Tue, Apr 2, 2019
Meet vs. See - Learn the difference [English Grammar Lesson]
Use MEET for the first time you see someone or when you are seeing them because you have plans or an appointment. Use SEE for all other situations.
Consider this scenario:
Sandra and I grew up together, but I hadn’t seen her in years. So, when she moved back to Boston, I suggested we get coffee and catch up. We met at my favorite café, and it was so nice to see each other! After hours of talking, we decided to get together again for a barbecue at her new house so I could meet her kids.

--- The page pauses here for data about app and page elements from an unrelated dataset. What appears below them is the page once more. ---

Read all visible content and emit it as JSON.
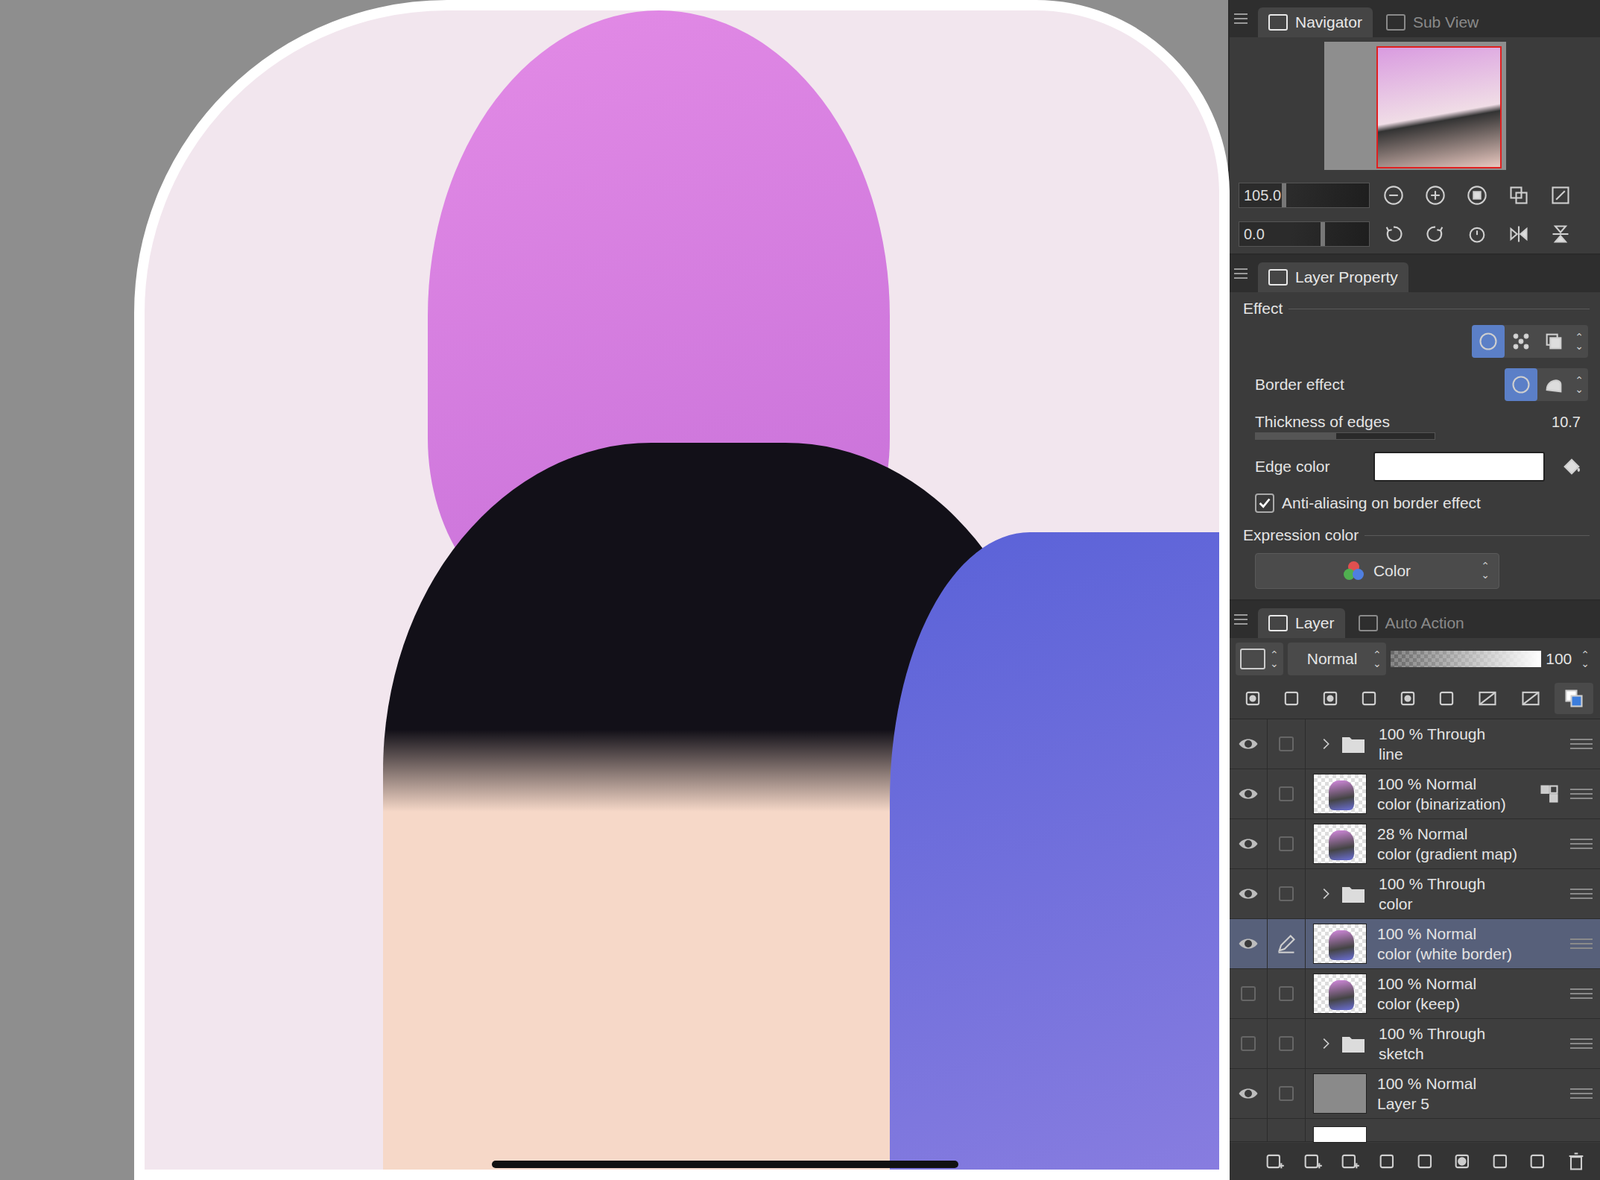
{
  "navigator": {
    "tabs": [
      {
        "label": "Navigator",
        "selected": true
      },
      {
        "label": "Sub View",
        "selected": false
      }
    ],
    "zoom": {
      "value": "105.0",
      "level": 0.2
    },
    "rotation": {
      "value": "0.0",
      "level": 0.5
    }
  },
  "layer_property": {
    "title": "Layer Property",
    "section": "Effect",
    "effects": [
      {
        "selected": true
      },
      {
        "selected": false
      },
      {
        "selected": false
      }
    ],
    "border_effect": {
      "label": "Border effect",
      "styles": [
        {
          "selected": true
        },
        {
          "selected": false
        }
      ]
    },
    "thickness": {
      "label": "Thickness of edges",
      "value": "10.7",
      "level": 0.45
    },
    "edge_color": {
      "label": "Edge color",
      "color": "#ffffff"
    },
    "anti_aliasing": {
      "label": "Anti-aliasing on border effect",
      "checked": true
    },
    "expression_color": {
      "label": "Expression color",
      "value": "Color"
    }
  },
  "layer_panel": {
    "tabs": [
      {
        "label": "Layer",
        "selected": true
      },
      {
        "label": "Auto Action",
        "selected": false
      }
    ],
    "blend_mode": "Normal",
    "opacity": {
      "value": "100",
      "level": 1
    },
    "layers": [
      {
        "kind": "folder",
        "opacity": "100 %",
        "blend": "Through",
        "name": "line",
        "visible": true,
        "selected": false,
        "editing": false,
        "reference": false
      },
      {
        "kind": "raster",
        "opacity": "100 %",
        "blend": "Normal",
        "name": "color (binarization)",
        "visible": true,
        "selected": false,
        "editing": false,
        "reference": true
      },
      {
        "kind": "raster",
        "opacity": "28 %",
        "blend": "Normal",
        "name": "color (gradient map)",
        "visible": true,
        "selected": false,
        "editing": false,
        "reference": false
      },
      {
        "kind": "folder",
        "opacity": "100 %",
        "blend": "Through",
        "name": "color",
        "visible": true,
        "selected": false,
        "editing": false,
        "reference": false
      },
      {
        "kind": "raster",
        "opacity": "100 %",
        "blend": "Normal",
        "name": "color (white border)",
        "visible": true,
        "selected": true,
        "editing": true,
        "reference": false
      },
      {
        "kind": "raster",
        "opacity": "100 %",
        "blend": "Normal",
        "name": "color (keep)",
        "visible": false,
        "selected": false,
        "editing": false,
        "reference": false
      },
      {
        "kind": "folder",
        "opacity": "100 %",
        "blend": "Through",
        "name": "sketch",
        "visible": false,
        "selected": false,
        "editing": false,
        "reference": false
      },
      {
        "kind": "fill",
        "opacity": "100 %",
        "blend": "Normal",
        "name": "Layer 5",
        "visible": true,
        "selected": false,
        "editing": false,
        "reference": false
      }
    ]
  }
}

Meet and See are two words that are often swapped, though not always correctly. They both can be used for spending time together, so it’s tricky to use the correct one. Let’s break down the paragraph above to look at how these words should be used.
MEET is used to talk about the first time you see someone.
After hours of talking, we decided to get together again for a barbecue at her new house so I could meet her kids.
In the sentence above, the speaker has never met Sandra’s kids before, so this will be the first time she lays eyes on them.
But, and this is where it gets confusing, MEET can be used when you make an appointment, have plans, or schedule something.
So, when she moved back to Boston, I suggested we get coffee and catch up. We met at my favorite café…
Other examples are:
- Let’s meet at 3 p.m. on Friday to discuss the project.
- The managers will meet at noon on the first Tuesday of the month to review progress.
*The word meeting, so often used in business, comes from this second of use of meet, because a meeting is essentially a scheduled plan or appointment.
SEE is used for spending time with someone when it is not the first time.
Sandra and I grew up together, but I hadn’t seen her in years.
…and it was so nice to see each other!
About the author
Katie Almeida Spencer
Katie is an experienced Business Writing and English as a Second Language instructor, business writing coach, and teacher trainer. She taught Business and Academic Writing at the University of Massachusetts Boston. She holds a B.A. in Journalism from the University of Rhode Island and an M.A. in Applied Linguistics from the University of Massachusetts Boston.